Entries shown: Begin
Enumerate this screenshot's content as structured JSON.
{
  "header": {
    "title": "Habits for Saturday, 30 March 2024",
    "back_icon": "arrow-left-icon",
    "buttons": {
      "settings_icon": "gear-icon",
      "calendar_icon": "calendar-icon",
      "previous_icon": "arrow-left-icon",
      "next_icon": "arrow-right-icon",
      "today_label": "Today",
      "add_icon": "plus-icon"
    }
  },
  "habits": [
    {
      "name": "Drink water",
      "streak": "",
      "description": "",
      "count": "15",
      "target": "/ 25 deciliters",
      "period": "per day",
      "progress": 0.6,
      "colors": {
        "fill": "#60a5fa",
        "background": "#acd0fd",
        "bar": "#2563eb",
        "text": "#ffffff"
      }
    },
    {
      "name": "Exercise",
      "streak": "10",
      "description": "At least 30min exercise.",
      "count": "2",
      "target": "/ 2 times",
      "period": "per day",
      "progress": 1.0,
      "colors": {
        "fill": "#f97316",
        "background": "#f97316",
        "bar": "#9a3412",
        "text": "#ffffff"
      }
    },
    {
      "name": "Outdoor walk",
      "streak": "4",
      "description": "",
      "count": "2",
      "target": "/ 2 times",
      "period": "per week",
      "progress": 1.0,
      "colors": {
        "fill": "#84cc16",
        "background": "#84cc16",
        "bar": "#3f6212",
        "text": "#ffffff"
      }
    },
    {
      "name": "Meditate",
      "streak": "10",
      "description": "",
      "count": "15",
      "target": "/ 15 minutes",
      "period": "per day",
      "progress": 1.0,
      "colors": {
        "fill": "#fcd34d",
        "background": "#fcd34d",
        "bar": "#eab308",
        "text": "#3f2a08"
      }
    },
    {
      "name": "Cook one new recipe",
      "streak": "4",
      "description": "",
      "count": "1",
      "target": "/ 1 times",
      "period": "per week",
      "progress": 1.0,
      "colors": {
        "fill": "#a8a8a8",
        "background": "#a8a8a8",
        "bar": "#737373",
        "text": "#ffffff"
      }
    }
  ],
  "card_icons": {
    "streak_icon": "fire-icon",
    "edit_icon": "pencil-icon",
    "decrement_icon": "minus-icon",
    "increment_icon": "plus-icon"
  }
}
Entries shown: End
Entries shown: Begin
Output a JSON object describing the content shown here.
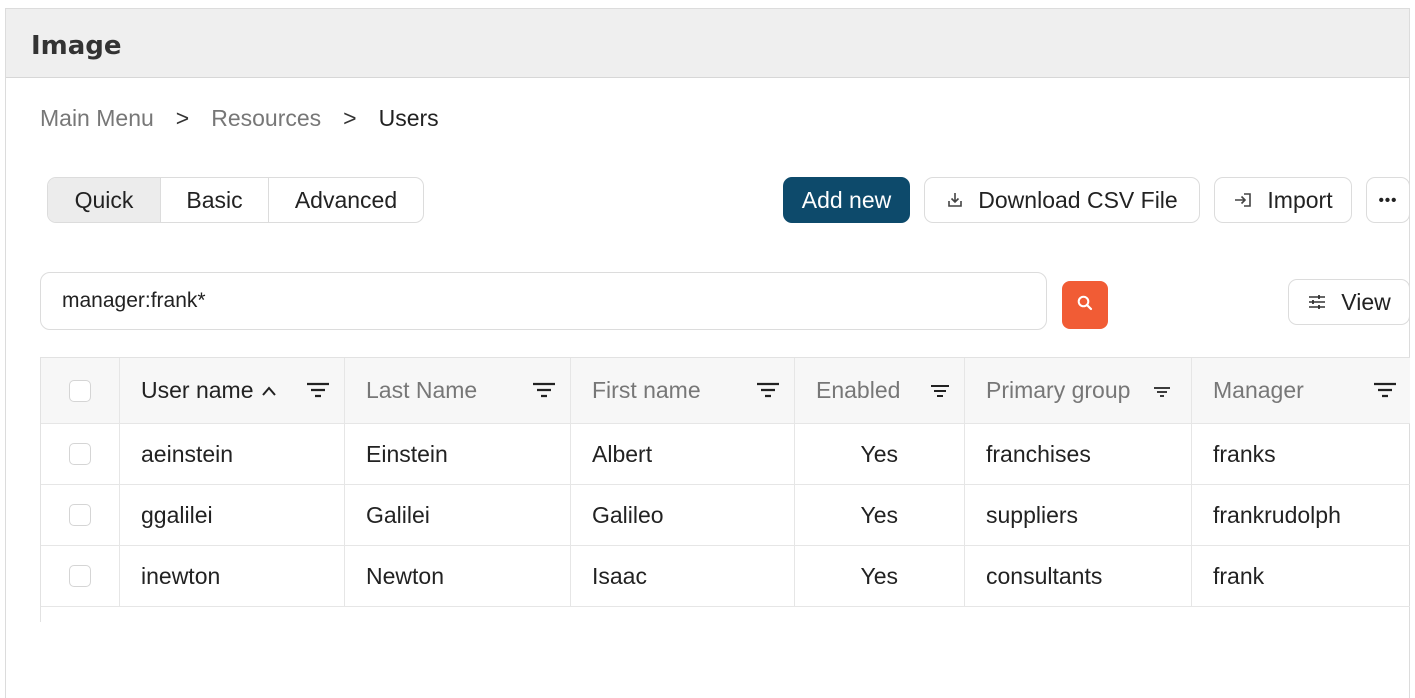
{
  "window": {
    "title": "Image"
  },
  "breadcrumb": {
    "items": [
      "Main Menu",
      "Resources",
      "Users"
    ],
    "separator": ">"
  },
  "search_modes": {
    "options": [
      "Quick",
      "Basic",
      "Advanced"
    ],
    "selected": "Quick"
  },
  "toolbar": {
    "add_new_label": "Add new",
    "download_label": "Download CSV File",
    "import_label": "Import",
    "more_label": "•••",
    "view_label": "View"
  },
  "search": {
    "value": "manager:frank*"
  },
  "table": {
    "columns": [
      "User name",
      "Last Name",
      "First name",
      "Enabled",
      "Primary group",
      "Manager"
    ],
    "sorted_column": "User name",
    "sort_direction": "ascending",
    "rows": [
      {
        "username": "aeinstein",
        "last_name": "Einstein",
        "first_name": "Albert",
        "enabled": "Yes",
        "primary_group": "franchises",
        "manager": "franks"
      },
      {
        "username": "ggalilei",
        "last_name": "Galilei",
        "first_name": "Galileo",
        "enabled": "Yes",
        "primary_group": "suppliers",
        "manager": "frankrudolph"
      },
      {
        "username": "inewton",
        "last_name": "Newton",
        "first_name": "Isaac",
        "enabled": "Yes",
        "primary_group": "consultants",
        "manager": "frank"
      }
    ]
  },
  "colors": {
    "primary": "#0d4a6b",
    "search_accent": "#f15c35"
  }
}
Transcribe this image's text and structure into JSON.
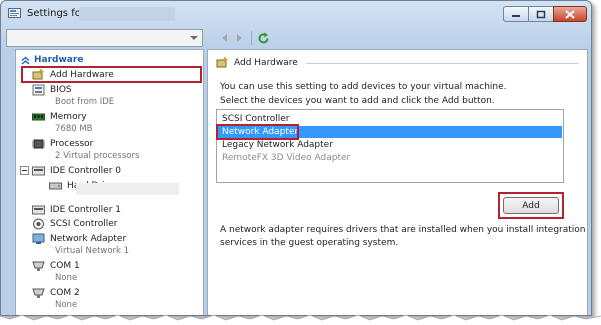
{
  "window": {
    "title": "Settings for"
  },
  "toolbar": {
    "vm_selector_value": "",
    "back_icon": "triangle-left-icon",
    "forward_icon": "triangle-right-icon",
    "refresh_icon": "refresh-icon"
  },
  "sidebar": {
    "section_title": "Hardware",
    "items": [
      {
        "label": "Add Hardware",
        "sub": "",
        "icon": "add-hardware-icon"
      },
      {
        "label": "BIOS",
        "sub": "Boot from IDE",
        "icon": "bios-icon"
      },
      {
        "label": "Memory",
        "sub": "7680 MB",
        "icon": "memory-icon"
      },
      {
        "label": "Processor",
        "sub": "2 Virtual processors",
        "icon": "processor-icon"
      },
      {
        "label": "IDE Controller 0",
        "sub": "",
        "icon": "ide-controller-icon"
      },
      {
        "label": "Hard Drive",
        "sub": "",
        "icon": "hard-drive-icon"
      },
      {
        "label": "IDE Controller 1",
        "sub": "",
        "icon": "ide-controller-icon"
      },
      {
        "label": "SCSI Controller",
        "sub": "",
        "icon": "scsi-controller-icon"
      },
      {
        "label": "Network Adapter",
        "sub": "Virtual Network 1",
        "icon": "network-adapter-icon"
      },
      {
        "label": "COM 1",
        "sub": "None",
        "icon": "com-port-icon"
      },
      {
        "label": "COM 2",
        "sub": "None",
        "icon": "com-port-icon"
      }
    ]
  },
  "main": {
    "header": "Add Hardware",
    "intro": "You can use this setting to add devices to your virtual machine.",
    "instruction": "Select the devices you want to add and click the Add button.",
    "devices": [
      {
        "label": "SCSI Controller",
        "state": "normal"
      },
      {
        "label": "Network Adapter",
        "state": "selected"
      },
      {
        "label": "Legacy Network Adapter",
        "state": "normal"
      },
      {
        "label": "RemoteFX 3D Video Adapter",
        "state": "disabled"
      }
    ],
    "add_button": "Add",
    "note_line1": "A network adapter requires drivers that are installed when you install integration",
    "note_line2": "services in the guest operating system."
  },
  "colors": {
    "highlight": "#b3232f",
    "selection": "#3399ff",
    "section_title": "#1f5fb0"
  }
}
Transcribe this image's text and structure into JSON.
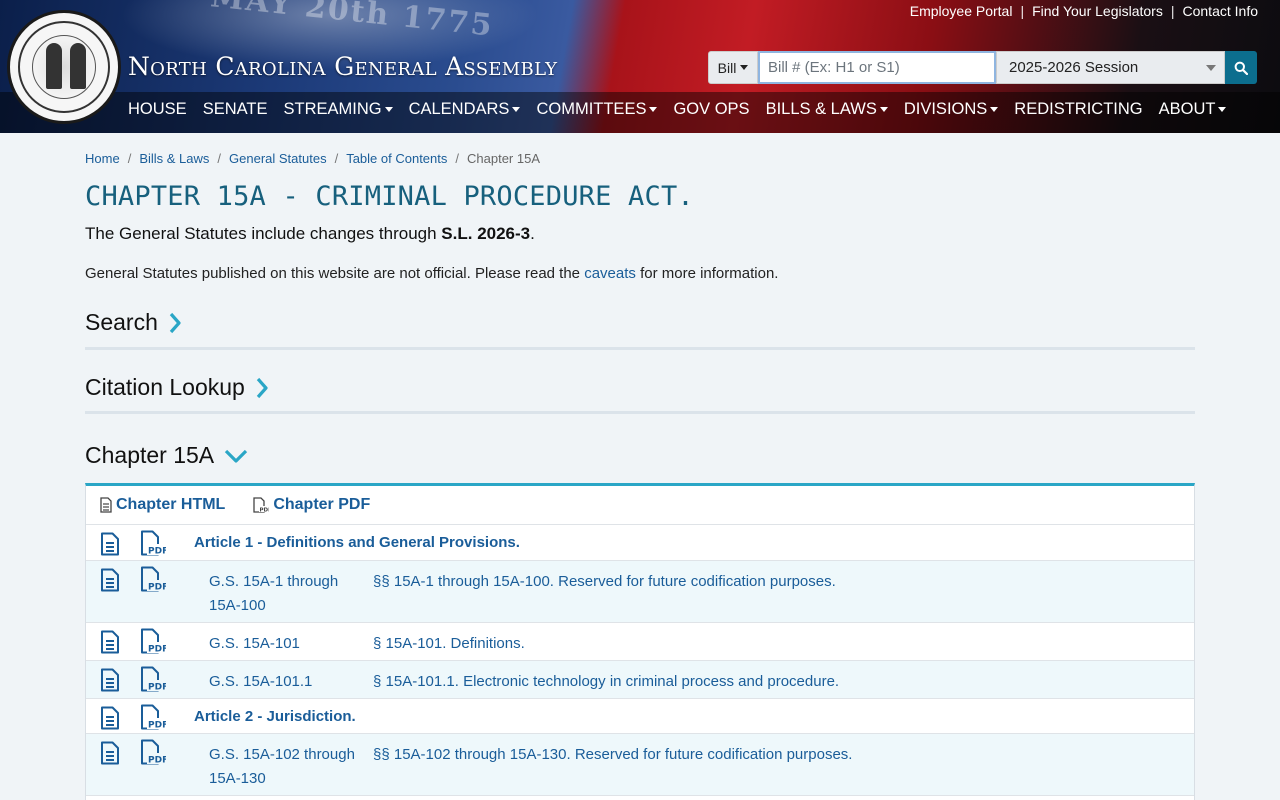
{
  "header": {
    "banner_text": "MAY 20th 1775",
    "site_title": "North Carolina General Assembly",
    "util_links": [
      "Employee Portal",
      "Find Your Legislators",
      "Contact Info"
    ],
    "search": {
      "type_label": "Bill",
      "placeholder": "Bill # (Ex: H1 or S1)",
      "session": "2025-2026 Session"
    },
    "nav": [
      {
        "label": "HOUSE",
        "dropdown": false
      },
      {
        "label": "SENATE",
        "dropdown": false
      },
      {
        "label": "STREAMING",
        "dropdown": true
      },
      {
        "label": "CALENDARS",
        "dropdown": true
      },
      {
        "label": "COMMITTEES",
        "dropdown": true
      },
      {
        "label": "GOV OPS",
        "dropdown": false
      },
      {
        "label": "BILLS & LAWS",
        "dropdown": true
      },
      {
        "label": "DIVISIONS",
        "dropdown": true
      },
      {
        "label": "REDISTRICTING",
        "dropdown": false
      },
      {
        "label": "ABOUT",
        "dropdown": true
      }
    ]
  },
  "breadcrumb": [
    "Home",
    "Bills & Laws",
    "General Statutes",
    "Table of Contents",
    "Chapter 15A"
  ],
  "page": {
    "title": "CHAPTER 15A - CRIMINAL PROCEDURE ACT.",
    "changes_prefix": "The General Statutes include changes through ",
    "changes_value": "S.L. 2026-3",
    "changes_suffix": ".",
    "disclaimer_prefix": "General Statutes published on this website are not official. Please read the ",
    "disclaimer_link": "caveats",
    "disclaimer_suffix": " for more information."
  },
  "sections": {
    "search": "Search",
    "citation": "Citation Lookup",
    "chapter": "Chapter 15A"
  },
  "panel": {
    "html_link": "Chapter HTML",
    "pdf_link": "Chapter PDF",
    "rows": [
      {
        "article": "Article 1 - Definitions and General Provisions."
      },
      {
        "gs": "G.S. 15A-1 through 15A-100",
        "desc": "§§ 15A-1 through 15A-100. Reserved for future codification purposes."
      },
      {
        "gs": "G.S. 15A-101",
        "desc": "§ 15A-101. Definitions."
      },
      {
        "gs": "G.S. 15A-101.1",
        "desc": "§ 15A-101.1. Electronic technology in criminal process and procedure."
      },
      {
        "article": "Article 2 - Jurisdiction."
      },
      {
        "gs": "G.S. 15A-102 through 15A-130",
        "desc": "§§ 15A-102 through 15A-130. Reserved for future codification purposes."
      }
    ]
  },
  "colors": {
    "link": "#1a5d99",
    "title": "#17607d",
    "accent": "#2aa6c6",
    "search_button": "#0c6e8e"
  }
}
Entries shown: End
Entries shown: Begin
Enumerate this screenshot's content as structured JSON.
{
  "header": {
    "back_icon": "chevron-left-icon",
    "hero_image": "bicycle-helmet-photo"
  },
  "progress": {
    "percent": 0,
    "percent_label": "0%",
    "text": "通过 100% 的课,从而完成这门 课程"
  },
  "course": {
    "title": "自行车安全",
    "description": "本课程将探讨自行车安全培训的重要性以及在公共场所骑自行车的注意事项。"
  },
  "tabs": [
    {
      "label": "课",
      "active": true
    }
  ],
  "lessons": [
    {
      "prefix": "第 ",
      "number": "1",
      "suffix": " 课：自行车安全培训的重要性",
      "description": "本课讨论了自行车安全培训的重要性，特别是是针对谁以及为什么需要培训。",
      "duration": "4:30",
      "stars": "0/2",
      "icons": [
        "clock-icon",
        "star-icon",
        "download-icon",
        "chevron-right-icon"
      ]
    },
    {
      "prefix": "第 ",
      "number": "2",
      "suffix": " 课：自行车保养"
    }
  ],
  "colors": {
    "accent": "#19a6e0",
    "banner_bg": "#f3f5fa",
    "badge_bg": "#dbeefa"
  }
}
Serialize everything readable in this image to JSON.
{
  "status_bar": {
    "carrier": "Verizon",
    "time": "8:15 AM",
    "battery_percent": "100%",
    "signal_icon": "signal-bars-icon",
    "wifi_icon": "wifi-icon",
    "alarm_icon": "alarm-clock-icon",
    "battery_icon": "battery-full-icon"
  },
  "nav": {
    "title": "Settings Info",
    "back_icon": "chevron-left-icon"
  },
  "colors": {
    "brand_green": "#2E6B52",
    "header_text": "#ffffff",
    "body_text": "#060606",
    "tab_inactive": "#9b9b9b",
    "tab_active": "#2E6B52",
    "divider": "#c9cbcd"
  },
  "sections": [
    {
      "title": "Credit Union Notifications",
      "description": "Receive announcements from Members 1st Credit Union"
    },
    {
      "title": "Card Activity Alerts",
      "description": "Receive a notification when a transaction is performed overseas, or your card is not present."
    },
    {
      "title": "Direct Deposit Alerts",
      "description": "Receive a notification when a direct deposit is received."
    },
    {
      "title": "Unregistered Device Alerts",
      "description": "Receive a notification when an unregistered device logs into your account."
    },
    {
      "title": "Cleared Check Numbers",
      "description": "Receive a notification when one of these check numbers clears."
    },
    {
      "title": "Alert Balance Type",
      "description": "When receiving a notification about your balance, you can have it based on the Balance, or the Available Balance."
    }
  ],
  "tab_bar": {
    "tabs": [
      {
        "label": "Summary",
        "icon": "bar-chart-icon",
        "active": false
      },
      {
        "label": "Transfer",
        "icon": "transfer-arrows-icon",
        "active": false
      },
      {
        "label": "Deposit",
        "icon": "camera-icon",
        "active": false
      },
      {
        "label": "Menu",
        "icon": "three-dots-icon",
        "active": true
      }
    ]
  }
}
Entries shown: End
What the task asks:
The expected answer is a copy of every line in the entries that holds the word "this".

Task result:
Enumerate this screenshot's content as structured JSON.
Transcribe this image's text and structure into JSON.
    "intro": "You can use this setting to add devices to your virtual machine.",
Transcribe this image's text and structure into JSON.
    "disclaimer_prefix": "General Statutes published on this website are not official. Please read the ",
Enumerate this screenshot's content as structured JSON.
Serialize everything readable in this image to JSON.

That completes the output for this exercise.